Now some fresh pickings from the Political Grapevine:
Dressed to Kill
A top Muslim cleric in Iran says Iranian women who do not wear the hijab or Muslim headscarf should be put to death.
The Adnkronos Press Agency says Hojatolislam Gholam Reza Hassani says — "Women who do not respect the hijab and their husbands deserve to die. I do not understand how these women who do not respect the hijab, 28 years after the birth of the Islamic Republic, are still alive. These women and their husbands and their fathers must die."
Hassani represents Iran's supreme leader in eastern Azerbaijan. His comments came after two Kurdish feminists in Iran were accused of belonging to an armed rebel group, and of subversive activities threatening the security of the state. It is believed the arrests could spark a fresh crackdown on Iranian women who do not adhere to the strict Islamic dress code.
Reading Is Fundamental
Louisiana Democratic Senator Mary Landrieu sponsored an unusual $2 million earmark to provide an experimental reading program to District of Columbia schools — just days after receiving $30,000 in campaign contributions from the company that runs the program and its employees.
The Washington Post reports Landrieu's support of the Voyager Expanded Learning program back in 2001 essentially forced D.C. schools to run a pilot program over the objections of teachers and administrators — since Congress controls the D.C. school budget.
Landrieu tells the Post she has long championed new approaches to education — and Voyager's founder says there was no link between the legislation and the fundraiser. The Voyager program has gotten mixed reviews from D.C. teachers and the Department of Education.
While more than 10,000 delegates were at this month's United Nations climate conference in Bali, Indonesia — they stayed cool — thanks to air conditioning that used what is considered one of the most dangerous pollutants on earth.
The Sydney Morning Herald reports the resort's air conditioning system used highly damaging refrigerant gases called hydro chlorofluorocarbons — which are blamed for devouring the ozone in the upper atmosphere. Investigators counted 700 cylinders of the gas — and the system was said to be visibly leaking.
The report says the gases were as lethal to the atmosphere as 48,000 tons of carbon dioxide — which is about the same as the aircraft emissions of all the planes used to fly the delegates to Indonesia.
Charity Begins At Home
Thousands of Oregon taxpayers who were supposed to receive tax rebate checks from the state — are very upset that the refunds were automatically donated to the state school fund.
Media reports say it appears there was a glitch affecting electronically filed tax returns. But the maker of the popular TurboTax software says its forms automatically select "no" in the box asking whether refunds should be donated. State law requires that surplus revenue be returned to taxpayers — and refunds this year totaled more than a billion dollars.
Wednesday, revenue officials said they have not yet decided whether they will return the mistakenly donated money — but hope to reach a decision by Christmas.
— FOX News Channel's Martin Hill contributed to this report.
With more than 35 years of journalism experience to draw from, Brit Hume currently serves as a senior political analyst for FOX News Channel (FNC) and contributes to all major political coverage.
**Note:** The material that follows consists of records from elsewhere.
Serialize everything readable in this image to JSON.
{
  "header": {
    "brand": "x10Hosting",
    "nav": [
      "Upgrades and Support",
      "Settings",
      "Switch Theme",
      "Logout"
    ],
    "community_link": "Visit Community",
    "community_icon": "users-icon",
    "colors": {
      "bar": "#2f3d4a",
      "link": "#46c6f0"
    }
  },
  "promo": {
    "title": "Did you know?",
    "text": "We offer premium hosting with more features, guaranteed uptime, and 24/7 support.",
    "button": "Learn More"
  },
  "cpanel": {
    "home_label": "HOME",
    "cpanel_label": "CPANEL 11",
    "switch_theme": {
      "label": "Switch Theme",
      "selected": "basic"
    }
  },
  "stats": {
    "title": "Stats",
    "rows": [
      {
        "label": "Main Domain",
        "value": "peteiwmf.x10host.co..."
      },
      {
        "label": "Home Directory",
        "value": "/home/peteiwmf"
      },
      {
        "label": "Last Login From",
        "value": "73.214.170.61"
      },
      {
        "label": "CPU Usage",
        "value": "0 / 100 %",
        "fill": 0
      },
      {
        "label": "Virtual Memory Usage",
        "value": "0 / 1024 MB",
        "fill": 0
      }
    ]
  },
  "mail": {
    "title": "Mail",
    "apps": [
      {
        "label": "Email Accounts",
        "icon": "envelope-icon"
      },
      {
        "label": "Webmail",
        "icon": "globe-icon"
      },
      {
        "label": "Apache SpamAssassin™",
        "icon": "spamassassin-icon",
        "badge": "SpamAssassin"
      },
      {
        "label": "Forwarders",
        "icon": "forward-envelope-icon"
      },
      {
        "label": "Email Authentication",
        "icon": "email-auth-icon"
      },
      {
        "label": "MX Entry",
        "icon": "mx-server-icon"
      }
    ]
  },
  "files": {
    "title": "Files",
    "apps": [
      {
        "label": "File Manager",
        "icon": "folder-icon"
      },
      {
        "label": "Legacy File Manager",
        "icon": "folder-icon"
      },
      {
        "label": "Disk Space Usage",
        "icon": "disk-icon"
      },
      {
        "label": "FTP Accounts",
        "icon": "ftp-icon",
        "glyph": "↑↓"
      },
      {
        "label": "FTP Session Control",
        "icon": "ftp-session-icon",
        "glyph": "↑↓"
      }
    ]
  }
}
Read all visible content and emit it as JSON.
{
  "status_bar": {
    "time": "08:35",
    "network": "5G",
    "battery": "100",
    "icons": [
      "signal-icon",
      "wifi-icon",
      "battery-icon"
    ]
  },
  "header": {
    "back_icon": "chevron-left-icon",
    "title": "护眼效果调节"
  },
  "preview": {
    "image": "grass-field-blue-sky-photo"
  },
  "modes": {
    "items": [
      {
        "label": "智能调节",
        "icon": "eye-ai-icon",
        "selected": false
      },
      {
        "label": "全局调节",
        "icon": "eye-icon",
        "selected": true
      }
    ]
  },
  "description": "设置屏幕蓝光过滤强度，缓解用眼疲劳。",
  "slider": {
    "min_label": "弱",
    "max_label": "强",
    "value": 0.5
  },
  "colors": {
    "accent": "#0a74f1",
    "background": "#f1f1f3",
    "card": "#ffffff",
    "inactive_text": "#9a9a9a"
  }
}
Hume also is regular panelist on FOX's weekly public affairs program, "FOX News Sunday" on Sundays at 2 p.m. and 6 p.m. ET. Click here for more information on Brit Hume.